(Records from a data collection)

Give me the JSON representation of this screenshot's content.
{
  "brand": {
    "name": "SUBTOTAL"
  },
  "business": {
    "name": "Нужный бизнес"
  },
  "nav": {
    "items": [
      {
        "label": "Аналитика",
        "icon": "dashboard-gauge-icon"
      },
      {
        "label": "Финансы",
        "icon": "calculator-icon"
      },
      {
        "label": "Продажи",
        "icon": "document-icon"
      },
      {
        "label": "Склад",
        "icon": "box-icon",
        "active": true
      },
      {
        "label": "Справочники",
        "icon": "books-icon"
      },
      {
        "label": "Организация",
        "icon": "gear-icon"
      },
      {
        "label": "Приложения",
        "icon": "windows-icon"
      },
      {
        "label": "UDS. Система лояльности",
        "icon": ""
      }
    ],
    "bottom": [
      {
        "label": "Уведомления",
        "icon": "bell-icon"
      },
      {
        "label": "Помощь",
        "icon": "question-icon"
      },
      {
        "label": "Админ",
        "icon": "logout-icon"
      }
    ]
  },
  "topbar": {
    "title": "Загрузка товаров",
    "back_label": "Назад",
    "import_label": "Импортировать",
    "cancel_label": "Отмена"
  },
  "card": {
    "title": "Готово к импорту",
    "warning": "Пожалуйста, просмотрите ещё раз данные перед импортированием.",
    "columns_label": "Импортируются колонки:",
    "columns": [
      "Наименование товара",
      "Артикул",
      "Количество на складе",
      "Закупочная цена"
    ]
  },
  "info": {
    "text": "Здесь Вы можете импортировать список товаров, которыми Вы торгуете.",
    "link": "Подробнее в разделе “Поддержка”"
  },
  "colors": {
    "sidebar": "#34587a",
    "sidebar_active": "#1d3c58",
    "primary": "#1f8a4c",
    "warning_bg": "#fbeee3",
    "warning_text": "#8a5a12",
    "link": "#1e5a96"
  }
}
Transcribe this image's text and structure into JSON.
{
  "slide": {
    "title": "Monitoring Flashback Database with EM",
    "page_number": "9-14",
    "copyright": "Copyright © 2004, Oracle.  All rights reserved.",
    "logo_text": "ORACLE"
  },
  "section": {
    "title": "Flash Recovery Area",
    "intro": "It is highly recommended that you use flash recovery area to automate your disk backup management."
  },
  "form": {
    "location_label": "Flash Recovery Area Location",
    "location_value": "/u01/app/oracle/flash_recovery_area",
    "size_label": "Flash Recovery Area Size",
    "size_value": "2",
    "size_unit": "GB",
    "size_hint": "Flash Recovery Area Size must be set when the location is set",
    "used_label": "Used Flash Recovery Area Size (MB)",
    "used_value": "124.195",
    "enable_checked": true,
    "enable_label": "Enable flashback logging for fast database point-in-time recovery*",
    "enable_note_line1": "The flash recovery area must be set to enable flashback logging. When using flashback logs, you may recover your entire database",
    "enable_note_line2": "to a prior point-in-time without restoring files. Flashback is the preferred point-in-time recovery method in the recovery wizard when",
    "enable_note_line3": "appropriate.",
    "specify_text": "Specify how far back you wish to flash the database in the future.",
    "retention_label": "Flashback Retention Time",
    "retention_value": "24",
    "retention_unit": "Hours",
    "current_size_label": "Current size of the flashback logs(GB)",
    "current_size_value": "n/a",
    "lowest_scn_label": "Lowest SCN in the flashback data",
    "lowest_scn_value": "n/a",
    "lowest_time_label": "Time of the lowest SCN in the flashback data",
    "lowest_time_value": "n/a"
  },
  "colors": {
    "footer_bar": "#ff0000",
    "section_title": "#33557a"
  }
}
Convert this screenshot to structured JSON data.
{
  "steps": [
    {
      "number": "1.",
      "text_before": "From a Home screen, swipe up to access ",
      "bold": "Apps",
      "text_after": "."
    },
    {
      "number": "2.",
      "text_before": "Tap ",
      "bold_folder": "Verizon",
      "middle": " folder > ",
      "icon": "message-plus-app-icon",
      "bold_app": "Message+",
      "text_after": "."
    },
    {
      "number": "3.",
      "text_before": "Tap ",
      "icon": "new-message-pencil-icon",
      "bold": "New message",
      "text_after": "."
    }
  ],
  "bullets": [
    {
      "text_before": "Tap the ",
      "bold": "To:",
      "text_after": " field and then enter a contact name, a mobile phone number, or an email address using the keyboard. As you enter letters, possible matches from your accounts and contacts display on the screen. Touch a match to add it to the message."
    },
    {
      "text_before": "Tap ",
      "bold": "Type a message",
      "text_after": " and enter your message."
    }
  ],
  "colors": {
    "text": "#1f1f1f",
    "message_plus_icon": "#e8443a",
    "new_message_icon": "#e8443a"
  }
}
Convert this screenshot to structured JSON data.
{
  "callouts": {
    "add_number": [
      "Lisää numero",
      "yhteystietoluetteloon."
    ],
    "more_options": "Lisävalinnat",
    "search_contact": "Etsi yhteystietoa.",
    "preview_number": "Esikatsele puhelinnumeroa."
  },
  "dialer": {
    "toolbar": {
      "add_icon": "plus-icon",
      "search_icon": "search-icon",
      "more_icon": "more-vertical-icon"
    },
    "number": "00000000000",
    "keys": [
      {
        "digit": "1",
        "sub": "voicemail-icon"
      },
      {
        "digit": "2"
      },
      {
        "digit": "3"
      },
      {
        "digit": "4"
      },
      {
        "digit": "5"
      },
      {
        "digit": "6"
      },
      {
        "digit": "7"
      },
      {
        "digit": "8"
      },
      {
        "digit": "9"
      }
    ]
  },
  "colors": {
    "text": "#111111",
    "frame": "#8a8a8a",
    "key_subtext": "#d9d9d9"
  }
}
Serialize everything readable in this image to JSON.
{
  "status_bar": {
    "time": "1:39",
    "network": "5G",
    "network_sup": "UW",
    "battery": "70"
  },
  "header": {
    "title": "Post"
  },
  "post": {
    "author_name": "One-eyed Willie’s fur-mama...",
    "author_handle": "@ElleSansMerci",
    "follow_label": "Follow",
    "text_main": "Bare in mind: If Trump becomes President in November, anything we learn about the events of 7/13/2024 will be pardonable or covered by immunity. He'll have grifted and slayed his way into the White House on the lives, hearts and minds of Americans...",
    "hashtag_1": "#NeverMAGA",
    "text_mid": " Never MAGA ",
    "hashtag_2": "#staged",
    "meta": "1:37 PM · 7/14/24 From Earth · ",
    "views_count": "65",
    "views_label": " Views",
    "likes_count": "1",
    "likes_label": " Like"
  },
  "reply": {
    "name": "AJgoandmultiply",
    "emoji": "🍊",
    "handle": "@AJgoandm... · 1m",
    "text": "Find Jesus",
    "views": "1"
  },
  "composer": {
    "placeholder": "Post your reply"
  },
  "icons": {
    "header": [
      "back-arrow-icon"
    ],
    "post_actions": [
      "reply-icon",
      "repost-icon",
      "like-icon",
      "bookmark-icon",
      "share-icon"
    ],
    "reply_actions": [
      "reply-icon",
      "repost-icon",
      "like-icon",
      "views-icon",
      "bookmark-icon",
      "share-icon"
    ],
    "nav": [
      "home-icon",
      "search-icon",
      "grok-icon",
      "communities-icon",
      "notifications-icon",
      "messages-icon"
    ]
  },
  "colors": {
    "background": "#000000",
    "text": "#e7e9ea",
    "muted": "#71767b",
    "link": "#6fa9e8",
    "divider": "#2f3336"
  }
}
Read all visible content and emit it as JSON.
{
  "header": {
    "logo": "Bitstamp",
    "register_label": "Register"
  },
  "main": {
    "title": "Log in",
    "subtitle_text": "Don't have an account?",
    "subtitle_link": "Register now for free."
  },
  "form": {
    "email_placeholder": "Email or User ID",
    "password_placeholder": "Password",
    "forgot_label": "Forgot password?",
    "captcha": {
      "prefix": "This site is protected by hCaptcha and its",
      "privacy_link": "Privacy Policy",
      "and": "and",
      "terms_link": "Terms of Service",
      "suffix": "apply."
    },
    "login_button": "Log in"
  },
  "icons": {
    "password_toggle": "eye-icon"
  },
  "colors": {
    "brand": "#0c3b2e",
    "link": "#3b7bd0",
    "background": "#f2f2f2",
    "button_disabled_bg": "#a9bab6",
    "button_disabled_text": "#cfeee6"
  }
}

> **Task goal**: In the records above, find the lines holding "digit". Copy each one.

> **Response to the task**:
        "digit": "1",
        "digit": "2"
        "digit": "3"
        "digit": "4"
        "digit": "5"
        "digit": "6"
        "digit": "7"
        "digit": "8"
        "digit": "9"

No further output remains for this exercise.